Work instructions:
Type the data below again exactly. Omit all pictures.

Excerpted records:
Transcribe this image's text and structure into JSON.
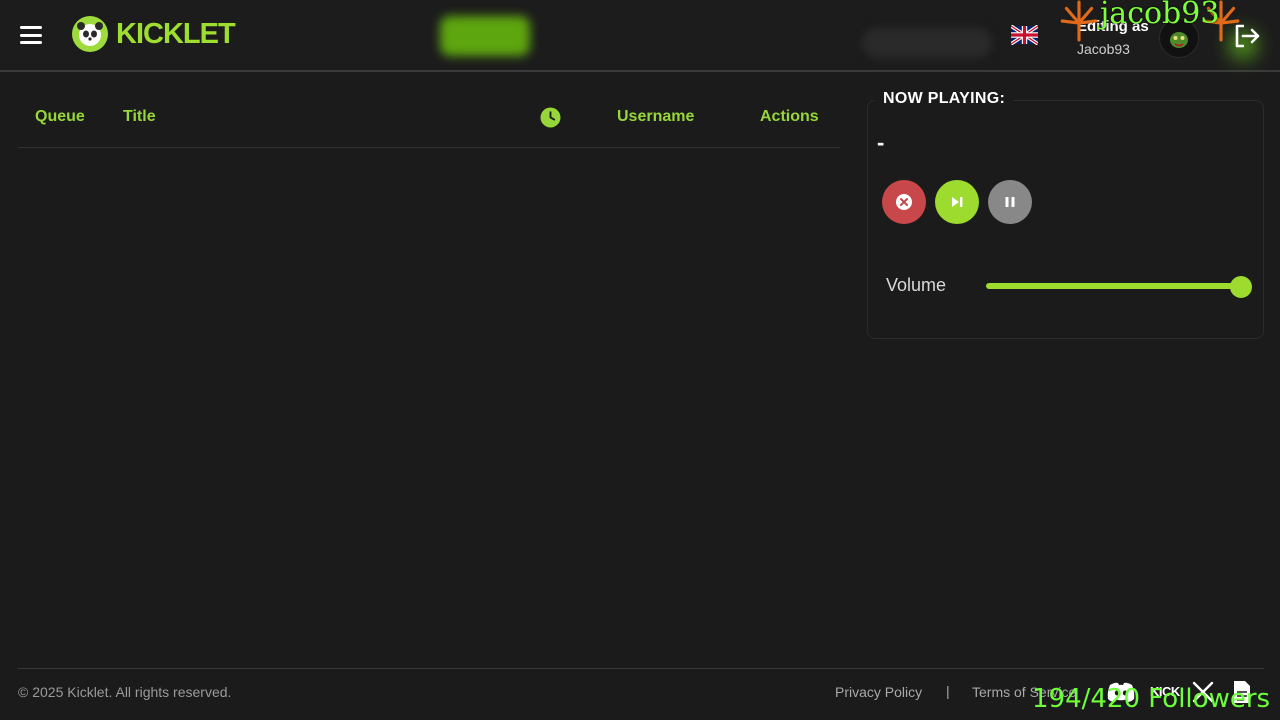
{
  "header": {
    "brand": "KICKLET",
    "editing_label": "Editing as",
    "editing_user": "Jacob93"
  },
  "overlay": {
    "streamer_name": "jacob93",
    "followers": "194/420 Followers"
  },
  "queue": {
    "columns": {
      "queue": "Queue",
      "title": "Title",
      "duration_icon": "clock-icon",
      "username": "Username",
      "actions": "Actions"
    },
    "rows": []
  },
  "now_playing": {
    "heading": "NOW PLAYING:",
    "track": "-",
    "volume_label": "Volume",
    "volume_percent": 100
  },
  "footer": {
    "copyright": "© 2025 Kicklet. All rights reserved.",
    "privacy": "Privacy Policy",
    "separator": "|",
    "terms": "Terms of Service",
    "kick": "KICK"
  },
  "colors": {
    "accent": "#9edb2f",
    "stop": "#c8474a",
    "pause": "#888888",
    "background": "#1b1b1b"
  }
}
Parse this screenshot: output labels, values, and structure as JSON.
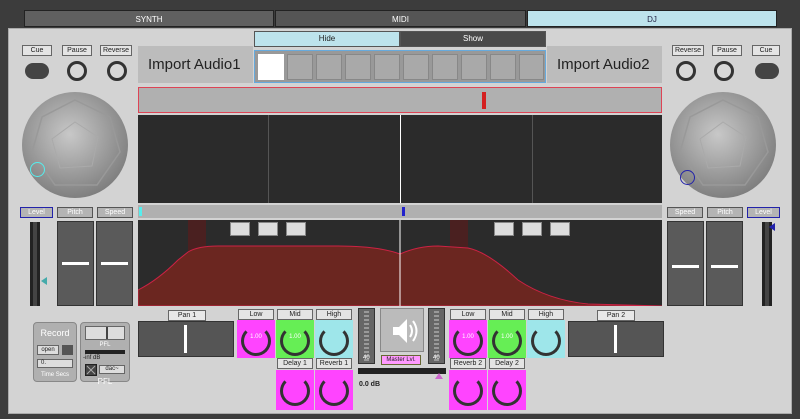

Answer box:
Transcribe this image's text and structure into JSON.
{
  "header": {
    "brand": "KICKLET",
    "editing_label": "Editing as",
    "editing_user": "Jacob93"
  },
  "overlay": {
    "streamer_name": "jacob93",
    "followers": "194/420 Followers"
  },
  "queue": {
    "columns": {
      "queue": "Queue",
      "title": "Title",
      "duration_icon": "clock-icon",
      "username": "Username",
      "actions": "Actions"
    },
    "rows": []
  },
  "now_playing": {
    "heading": "NOW PLAYING:",
    "track": "-",
    "volume_label": "Volume",
    "volume_percent": 100
  },
  "footer": {
    "copyright": "© 2025 Kicklet. All rights reserved.",
    "privacy": "Privacy Policy",
    "separator": "|",
    "terms": "Terms of Service",
    "kick": "KICK"
  },
  "colors": {
    "accent": "#9edb2f",
    "stop": "#c8474a",
    "pause": "#888888",
    "background": "#1b1b1b"
  }
}
Parse this screenshot: output labels, values, and structure as JSON.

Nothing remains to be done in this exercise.